IMV: The Atlas Moth has always been the sort of band that cares about the way their music is presented visually. Again, if memory serves you worked with former Demon Hunter guitarist Don Clark on the color-changing art for The Old Believer. Who was the artist for Coma Noir, and how closely did you work with that artist on the overall aesthetic for the record?
SG: It is a huge deal to me, for sure. I oversee all the artwork and usually have the initial idea for our albums. Our friend Killian Blount shot the photos, with some direction from myself as well as Ryan Oliver and Dave Wimsatt, who have worked on our previous music videos and the special edition package of Coma Noir. I had a few ideas of what shots I wanted to include on the record and we set them together with a couple of really talented models and made it happen. Initially, the inside photo was meant for the cover but the picture of the guy in the chair just spoke to me as an album cover.
IMV: After releasing your last couple of albums on Profound Lore, you signed to Prosthetic Records for Coma Noir. How did that come about? The Atlas Moth isn’t the sort of band I’d usually associate with Prosthetic.
SG: I think that was one of the reasons we wanted to go with Prosthetic. Profound Lore did a great job with Ache but I felt didn’t follow up with Old as well as they could have. We are not an easy band that can just be taken at face value. We need support and we need help growing our audience, and Prosthetic was offering the kind of assistance we were looking for, and thus far I must say they have proven just that.
IMV: Since I absolutely adored the first Chrome Waves EP and I pester Bob Fouts about this whenever I have a chance to talk to him, I feel like it’s only right that I ask you as well – how’s work coming on the new Chrome Waves record? Last I heard, it’s basically finished aside from vocals?
SG: Yeah, I hope to have some time over the spring to sit down with them and fully immerse myself in them and get it done. I can’t really write vocals for more than one record at a time or else I feel like it’s a disservice to both.

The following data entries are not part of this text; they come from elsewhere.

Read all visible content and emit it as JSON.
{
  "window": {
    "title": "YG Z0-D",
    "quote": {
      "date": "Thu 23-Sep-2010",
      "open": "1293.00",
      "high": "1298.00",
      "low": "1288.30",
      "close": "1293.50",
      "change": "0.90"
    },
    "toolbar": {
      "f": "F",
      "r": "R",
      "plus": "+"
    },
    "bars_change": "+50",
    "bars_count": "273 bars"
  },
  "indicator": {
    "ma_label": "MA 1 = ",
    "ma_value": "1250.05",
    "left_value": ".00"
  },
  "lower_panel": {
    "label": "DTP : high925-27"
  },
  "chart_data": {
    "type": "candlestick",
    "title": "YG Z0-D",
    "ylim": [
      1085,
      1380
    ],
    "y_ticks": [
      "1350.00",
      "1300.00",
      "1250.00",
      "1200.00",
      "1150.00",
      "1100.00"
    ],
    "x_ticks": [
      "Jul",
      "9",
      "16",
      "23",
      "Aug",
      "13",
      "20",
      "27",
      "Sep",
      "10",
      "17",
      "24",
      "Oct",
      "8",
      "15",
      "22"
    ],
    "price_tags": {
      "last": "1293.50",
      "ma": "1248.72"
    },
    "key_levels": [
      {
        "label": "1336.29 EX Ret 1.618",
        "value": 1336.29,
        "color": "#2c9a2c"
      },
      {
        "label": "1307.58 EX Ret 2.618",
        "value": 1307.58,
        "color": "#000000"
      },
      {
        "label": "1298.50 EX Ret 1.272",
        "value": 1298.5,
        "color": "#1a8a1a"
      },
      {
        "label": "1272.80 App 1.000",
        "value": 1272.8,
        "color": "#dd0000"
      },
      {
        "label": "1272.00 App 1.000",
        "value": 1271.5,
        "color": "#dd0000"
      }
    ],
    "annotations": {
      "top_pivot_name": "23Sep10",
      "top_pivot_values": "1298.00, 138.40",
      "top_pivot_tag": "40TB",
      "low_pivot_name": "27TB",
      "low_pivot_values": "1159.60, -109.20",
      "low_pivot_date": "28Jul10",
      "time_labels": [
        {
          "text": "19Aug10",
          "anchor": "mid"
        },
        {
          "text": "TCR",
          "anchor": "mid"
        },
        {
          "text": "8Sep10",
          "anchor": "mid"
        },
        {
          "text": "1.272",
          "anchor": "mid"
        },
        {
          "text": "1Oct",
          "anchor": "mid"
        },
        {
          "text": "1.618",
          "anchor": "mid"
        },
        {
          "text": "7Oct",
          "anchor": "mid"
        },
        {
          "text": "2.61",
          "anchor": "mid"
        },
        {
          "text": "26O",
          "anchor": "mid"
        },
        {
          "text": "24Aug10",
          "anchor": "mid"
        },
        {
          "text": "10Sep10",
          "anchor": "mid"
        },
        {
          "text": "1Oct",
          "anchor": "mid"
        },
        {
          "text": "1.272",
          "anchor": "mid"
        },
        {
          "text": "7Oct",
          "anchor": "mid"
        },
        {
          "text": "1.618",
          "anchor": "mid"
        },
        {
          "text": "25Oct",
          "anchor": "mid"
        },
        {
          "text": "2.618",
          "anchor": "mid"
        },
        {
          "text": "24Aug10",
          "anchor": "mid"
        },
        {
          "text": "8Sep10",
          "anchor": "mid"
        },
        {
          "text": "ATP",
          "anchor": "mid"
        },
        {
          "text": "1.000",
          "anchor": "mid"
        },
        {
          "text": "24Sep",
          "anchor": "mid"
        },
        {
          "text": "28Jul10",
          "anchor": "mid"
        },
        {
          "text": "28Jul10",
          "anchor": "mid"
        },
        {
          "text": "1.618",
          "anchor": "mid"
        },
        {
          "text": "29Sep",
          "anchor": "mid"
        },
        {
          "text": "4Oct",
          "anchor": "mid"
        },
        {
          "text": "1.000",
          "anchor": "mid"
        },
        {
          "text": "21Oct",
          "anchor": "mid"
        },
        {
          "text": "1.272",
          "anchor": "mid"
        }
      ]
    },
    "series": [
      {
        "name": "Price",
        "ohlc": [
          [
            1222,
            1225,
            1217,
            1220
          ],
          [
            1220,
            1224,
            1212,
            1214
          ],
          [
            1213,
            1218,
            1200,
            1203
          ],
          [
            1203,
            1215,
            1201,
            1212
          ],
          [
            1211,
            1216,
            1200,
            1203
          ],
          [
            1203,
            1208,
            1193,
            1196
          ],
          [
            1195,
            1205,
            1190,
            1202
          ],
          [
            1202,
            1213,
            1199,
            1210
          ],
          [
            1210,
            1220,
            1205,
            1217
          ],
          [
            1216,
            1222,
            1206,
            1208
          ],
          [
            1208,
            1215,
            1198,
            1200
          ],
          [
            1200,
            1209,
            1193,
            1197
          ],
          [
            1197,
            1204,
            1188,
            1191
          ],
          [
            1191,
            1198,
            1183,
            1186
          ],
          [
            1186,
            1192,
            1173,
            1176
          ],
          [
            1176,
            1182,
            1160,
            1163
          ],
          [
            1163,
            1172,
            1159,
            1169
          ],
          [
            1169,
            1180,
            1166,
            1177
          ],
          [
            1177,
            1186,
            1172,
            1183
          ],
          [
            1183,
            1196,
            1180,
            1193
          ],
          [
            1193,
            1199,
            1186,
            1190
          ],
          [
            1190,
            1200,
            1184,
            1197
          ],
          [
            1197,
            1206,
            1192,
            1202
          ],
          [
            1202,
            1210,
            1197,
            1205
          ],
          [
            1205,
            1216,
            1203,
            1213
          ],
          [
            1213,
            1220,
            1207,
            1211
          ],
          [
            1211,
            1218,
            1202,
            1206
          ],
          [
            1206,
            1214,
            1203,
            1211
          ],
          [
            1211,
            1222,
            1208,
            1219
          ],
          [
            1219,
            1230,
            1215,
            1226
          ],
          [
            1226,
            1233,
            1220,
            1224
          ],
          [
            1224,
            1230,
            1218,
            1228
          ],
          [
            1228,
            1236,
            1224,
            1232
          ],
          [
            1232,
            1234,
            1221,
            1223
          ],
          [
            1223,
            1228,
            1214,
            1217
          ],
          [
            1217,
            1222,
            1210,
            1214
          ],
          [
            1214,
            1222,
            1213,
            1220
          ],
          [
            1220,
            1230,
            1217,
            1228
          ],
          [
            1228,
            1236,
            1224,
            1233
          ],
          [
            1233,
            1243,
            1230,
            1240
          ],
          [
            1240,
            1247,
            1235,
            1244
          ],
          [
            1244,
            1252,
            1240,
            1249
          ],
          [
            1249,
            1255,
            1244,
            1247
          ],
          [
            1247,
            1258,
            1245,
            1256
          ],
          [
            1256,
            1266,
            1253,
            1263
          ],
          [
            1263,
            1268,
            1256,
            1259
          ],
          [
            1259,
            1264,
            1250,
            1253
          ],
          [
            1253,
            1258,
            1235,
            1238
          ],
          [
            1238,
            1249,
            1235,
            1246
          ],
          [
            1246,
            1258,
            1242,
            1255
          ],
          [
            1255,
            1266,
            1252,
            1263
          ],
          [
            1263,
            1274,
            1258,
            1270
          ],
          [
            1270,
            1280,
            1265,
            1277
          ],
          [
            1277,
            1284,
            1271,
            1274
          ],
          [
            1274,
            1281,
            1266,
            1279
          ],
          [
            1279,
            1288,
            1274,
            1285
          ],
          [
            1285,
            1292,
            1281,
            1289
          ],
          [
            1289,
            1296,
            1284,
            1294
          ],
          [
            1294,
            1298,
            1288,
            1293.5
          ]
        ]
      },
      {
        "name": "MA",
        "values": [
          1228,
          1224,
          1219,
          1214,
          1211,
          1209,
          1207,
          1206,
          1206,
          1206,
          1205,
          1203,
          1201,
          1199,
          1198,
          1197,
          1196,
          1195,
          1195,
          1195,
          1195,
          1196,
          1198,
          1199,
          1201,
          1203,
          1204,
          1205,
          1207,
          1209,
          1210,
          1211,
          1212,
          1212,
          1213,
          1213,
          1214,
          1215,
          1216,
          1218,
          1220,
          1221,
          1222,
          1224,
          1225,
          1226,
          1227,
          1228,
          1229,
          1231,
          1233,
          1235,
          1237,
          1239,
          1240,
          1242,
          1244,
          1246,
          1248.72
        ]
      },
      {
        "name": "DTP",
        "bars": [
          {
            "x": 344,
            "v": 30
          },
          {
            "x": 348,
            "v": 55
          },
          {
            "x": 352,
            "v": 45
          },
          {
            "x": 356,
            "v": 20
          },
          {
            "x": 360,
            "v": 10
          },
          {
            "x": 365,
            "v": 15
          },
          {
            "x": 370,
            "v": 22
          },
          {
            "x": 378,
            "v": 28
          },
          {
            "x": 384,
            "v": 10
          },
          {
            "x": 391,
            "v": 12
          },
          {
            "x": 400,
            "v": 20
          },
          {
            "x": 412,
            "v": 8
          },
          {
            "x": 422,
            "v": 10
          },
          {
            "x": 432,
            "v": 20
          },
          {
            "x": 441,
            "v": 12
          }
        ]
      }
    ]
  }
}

IMV: I’m more than a little hesitant to ask this, but since you were in Twilight it seems relevant. As I’m guessing you’re aware, Blake Judd is apparently clean and has resurrected Nachtmystium. It also seems like he’s mended fences with both Jeff Wilson and Jef Whitehead. Have you talked to him at all since he’s resurfaced?
SG: I don’t wish him anything but the best, but I don’t really feel like he’s tried to mend any bridges with me. Hopefully he actually has his shit together this time.
IMV: So as I mentioned earlier, you’re currently on the road supporting Coma Noir, but that brief jaunt will likely end before you get to these questions. Does the Moth have any additional touring plans at this point? And what would it take to get you to play Indianapolis at some point? I mean, I know some people…
SG: I’m sure we’ll get down to Indy sometime this year. We’re doing a run with Mustard Gas and Roses in May/June, and are working on plans for some one offs in the summer as well as some more extensive touring in the fall. We plan on being out there a lot, but not as frivolously as we have done in the past.
IMV: Thanks again for being willing to answer a few questions. I like to leave the final word to the artist – anything else you want to add?
SG: Thanks for asking some really intelligent questions, and tell Bob I said Metallica >>> Slayer forever.